We all use an abundance of clean water everyday but what happens to that water after you flush a toilet or wash your hands?  Most homes consist of drains which are connected to a plumbing system within the house.  Plumbing systems are connected to what is called a “lateral” which is designed to connect the house or building plumbing to the sanitary sewer main. The City of Cedarburg is responsible for everything in the sanitary sewer main (red Box) while the property owner is responsible for their private lateral all the way up to the point of connection with the sanitary sewer main.  Once the dirty water enters the sewer system it is considered wastewater.  Sewer mains are designed to flow by gravity to help the wastewater make its way to the wastewater treatment facility.  The wastewater is then treated properly and discharged into Cedar Creek as clean water.  Any additional information can be found on the City of Cedarburg’s website under the Wastewater Department page.

The Wastewater staff would like to remind homeowners that it is illegal to hook up their sump pump discharge pipe to the city’s sewer system.  While this may seem like an easy solution, it causes several problems in the sewer system.  It’s possible for raw sewage to back up in basements causing damage to personal property.  Additionally, when we receive this abundance of rainwater in spring time, the Wastewater Plant becomes over loaded and we can’t achieve the same level of treatment as we would otherwise.  So please do your part in protecting our sewer system and have your sump pump discharge in your yards rather than into the city’s sanitary sewer. 
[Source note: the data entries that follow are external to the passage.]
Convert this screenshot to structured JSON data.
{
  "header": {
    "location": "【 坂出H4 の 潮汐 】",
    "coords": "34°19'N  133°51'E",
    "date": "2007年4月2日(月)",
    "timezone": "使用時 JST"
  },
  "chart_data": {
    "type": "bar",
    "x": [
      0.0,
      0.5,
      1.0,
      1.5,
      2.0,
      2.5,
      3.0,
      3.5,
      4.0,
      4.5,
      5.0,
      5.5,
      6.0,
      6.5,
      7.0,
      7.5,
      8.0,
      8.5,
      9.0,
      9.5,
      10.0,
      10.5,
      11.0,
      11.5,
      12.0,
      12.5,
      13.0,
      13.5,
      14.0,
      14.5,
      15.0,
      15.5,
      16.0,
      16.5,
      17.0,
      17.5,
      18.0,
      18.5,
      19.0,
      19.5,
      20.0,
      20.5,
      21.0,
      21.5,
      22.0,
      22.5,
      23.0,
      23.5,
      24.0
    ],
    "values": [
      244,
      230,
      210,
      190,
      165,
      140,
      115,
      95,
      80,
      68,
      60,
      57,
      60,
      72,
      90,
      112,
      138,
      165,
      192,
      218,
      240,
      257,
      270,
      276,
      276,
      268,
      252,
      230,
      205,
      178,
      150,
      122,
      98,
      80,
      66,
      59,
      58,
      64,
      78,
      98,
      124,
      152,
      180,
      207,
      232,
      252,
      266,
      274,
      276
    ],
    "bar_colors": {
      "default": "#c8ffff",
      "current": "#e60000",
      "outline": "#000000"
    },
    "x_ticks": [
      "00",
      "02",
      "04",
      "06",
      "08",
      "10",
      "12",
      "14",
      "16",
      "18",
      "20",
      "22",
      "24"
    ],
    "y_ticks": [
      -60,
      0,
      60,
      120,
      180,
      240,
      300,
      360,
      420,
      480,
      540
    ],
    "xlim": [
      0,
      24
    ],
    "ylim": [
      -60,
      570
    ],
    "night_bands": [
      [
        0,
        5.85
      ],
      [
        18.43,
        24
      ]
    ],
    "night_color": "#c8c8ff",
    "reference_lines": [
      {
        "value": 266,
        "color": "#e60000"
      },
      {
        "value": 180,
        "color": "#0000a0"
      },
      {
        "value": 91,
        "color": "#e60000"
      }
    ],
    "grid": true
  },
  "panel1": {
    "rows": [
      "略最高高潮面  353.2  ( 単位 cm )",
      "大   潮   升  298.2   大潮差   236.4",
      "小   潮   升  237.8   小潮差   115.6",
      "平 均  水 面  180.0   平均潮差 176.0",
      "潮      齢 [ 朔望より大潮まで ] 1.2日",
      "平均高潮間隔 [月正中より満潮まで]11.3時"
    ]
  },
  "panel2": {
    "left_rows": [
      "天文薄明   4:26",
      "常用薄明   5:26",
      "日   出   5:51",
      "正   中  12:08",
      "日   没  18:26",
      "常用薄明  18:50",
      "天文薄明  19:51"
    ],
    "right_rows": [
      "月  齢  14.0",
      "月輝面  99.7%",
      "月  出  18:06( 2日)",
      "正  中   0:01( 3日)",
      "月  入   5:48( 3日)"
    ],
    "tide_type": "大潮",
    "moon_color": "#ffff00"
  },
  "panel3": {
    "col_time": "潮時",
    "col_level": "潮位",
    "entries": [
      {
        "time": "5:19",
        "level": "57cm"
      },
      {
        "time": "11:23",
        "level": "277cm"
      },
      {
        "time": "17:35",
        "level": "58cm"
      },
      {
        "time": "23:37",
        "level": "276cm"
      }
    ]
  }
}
An additional requirement for the Wastewater Treatment Plant discharge is chloride reduction.  High concentrations of chlorides (salt) can negatively affect aquatic life and receiving water bodies therefore we want to limit it as much as possible.  The best way to do that is stopping it at its source.  Residential water softeners are the largest contributor of chlorides to the Wastewater Treatment Plant.  On demand water softeners use just as much salt as needed to treat your hard water instead of based on time.  The rule of thumb is that if your water softener is 14 years old or older, it should be replaced because it has lost its efficiency over time.  This will be a cost savings to the homeowner as well because “on demand” water softeners require less salt usage.